Activity: Go through the entries below and copy each line containing the word "menu".

Data extract:
------------------------------

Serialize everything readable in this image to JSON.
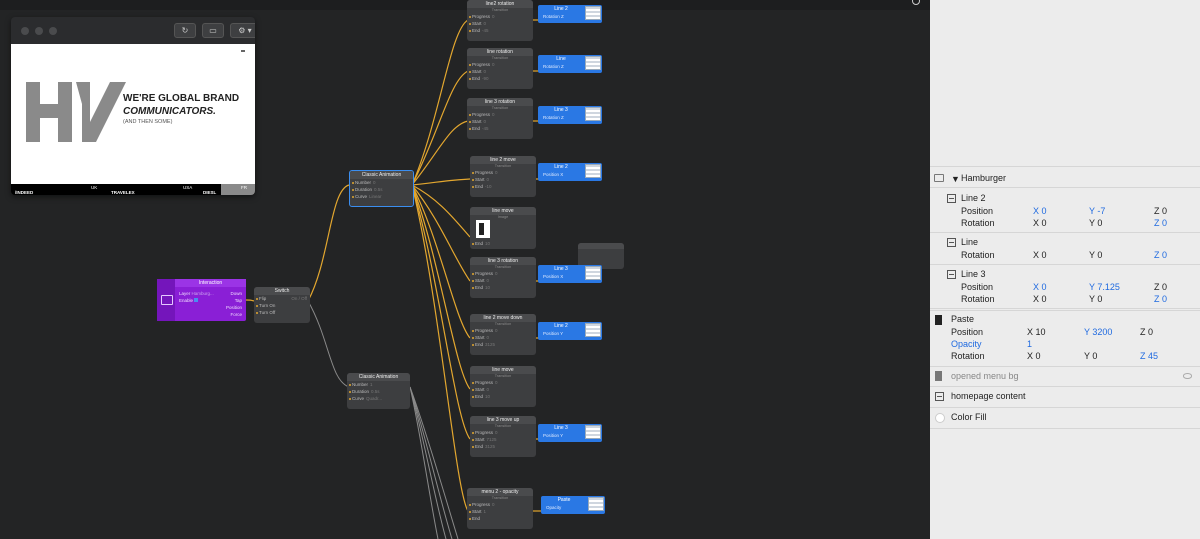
{
  "viewer": {
    "tagline_line1": "WE'RE GLOBAL BRAND",
    "tagline_line2": "COMMUNICATORS.",
    "tagline_line3": "(AND THEN SOME)",
    "footer_left": "/INDEED",
    "footer_uk": "UK",
    "footer_travelex": "TRAVELEX",
    "footer_usa": "USA",
    "footer_diesel": "DIESL",
    "footer_fr": "FR",
    "refresh_icon": "refresh-icon",
    "camera_icon": "camera-icon",
    "gear_icon": "gear-icon"
  },
  "nodes": {
    "interaction": {
      "title": "Interaction",
      "layer": "Layer",
      "layer_val": "Hamburg...",
      "enable": "Enable",
      "down": "Down",
      "tap": "Tap",
      "position": "Position",
      "force": "Force"
    },
    "switch": {
      "title": "Switch",
      "flip": "Flip",
      "on_off": "On / Off",
      "turn_on": "Turn On",
      "turn_off": "Turn Off"
    },
    "classic1": {
      "title": "Classic Animation",
      "number": "Number",
      "number_val": "0",
      "duration": "Duration",
      "duration_val": "0.5s",
      "curve": "Curve",
      "curve_val": "Linear"
    },
    "classic2": {
      "title": "Classic Animation",
      "number": "Number",
      "number_val": "1",
      "duration": "Duration",
      "duration_val": "0.5s",
      "curve": "Curve",
      "curve_val": "Quadr..."
    },
    "transitions": [
      {
        "title": "line2 rotation",
        "sub": "Transition",
        "p1": "Progress",
        "p1v": "0",
        "p2": "Start",
        "p2v": "0",
        "p3": "End",
        "p3v": "-45"
      },
      {
        "title": "line rotation",
        "sub": "Transition",
        "p1": "Progress",
        "p1v": "0",
        "p2": "Start",
        "p2v": "0",
        "p3": "End",
        "p3v": "-90"
      },
      {
        "title": "line 3 rotation",
        "sub": "Transition",
        "p1": "Progress",
        "p1v": "0",
        "p2": "Start",
        "p2v": "0",
        "p3": "End",
        "p3v": "-45"
      },
      {
        "title": "line 2 move",
        "sub": "Transition",
        "p1": "Progress",
        "p1v": "0",
        "p2": "Start",
        "p2v": "0",
        "p3": "End",
        "p3v": "-10"
      },
      {
        "title": "line 3 rotation",
        "sub": "Transition",
        "p1": "Progress",
        "p1v": "0",
        "p2": "Start",
        "p2v": "0",
        "p3": "End",
        "p3v": "10"
      },
      {
        "title": "line 2 move down",
        "sub": "Transition",
        "p1": "Progress",
        "p1v": "0",
        "p2": "Start",
        "p2v": "0",
        "p3": "End",
        "p3v": "3125"
      },
      {
        "title": "line move",
        "sub": "Transition",
        "p1": "Progress",
        "p1v": "0",
        "p2": "Start",
        "p2v": "0",
        "p3": "End",
        "p3v": "10"
      },
      {
        "title": "line 3 move up",
        "sub": "Transition",
        "p1": "Progress",
        "p1v": "0",
        "p2": "Start",
        "p2v": "7125",
        "p3": "End",
        "p3v": "3125"
      },
      {
        "title": "menu 2 - opacity",
        "sub": "Transition",
        "p1": "Progress",
        "p1v": "0",
        "p2": "Start",
        "p2v": "1",
        "p3": "End",
        "p3v": ""
      }
    ],
    "line_move_image": {
      "title": "line move",
      "sub": "Image",
      "end": "End",
      "end_val": "10"
    },
    "outputs": [
      {
        "title": "Line 2",
        "port": "Rotation Z"
      },
      {
        "title": "Line",
        "port": "Rotation Z"
      },
      {
        "title": "Line 3",
        "port": "Rotation Z"
      },
      {
        "title": "Line 2",
        "port": "Position X"
      },
      {
        "title": "Line 3",
        "port": "Position X"
      },
      {
        "title": "Line 2",
        "port": "Position Y"
      },
      {
        "title": "Line 3",
        "port": "Position Y"
      },
      {
        "title": "Paste",
        "port": "Opacity"
      }
    ]
  },
  "inspector": {
    "root": "Hamburger",
    "layers": [
      {
        "name": "Line 2",
        "props": [
          {
            "label": "Position",
            "x": "X 0",
            "y": "Y -7",
            "z": "Z 0",
            "xb": true,
            "yb": true,
            "zb": false
          },
          {
            "label": "Rotation",
            "x": "X 0",
            "y": "Y 0",
            "z": "Z 0",
            "xb": false,
            "yb": false,
            "zb": true
          }
        ]
      },
      {
        "name": "Line",
        "props": [
          {
            "label": "Rotation",
            "x": "X 0",
            "y": "Y 0",
            "z": "Z 0",
            "xb": false,
            "yb": false,
            "zb": true
          }
        ]
      },
      {
        "name": "Line 3",
        "props": [
          {
            "label": "Position",
            "x": "X 0",
            "y": "Y 7.125",
            "z": "Z 0",
            "xb": true,
            "yb": true,
            "zb": false
          },
          {
            "label": "Rotation",
            "x": "X 0",
            "y": "Y 0",
            "z": "Z 0",
            "xb": false,
            "yb": false,
            "zb": true
          }
        ]
      }
    ],
    "paste": {
      "name": "Paste",
      "position": {
        "label": "Position",
        "x": "X 10",
        "y": "Y 3200",
        "z": "Z 0"
      },
      "opacity": {
        "label": "Opacity",
        "value": "1"
      },
      "rotation": {
        "label": "Rotation",
        "x": "X 0",
        "y": "Y 0",
        "z": "Z 45"
      }
    },
    "opened_menu_bg": "opened menu bg",
    "homepage_content": "homepage content",
    "color_fill": "Color Fill",
    "search_icon": "search-icon"
  }
}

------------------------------

Your solution:
        "title": "menu 2 - opacity",
    "opened_menu_bg": "opened menu bg",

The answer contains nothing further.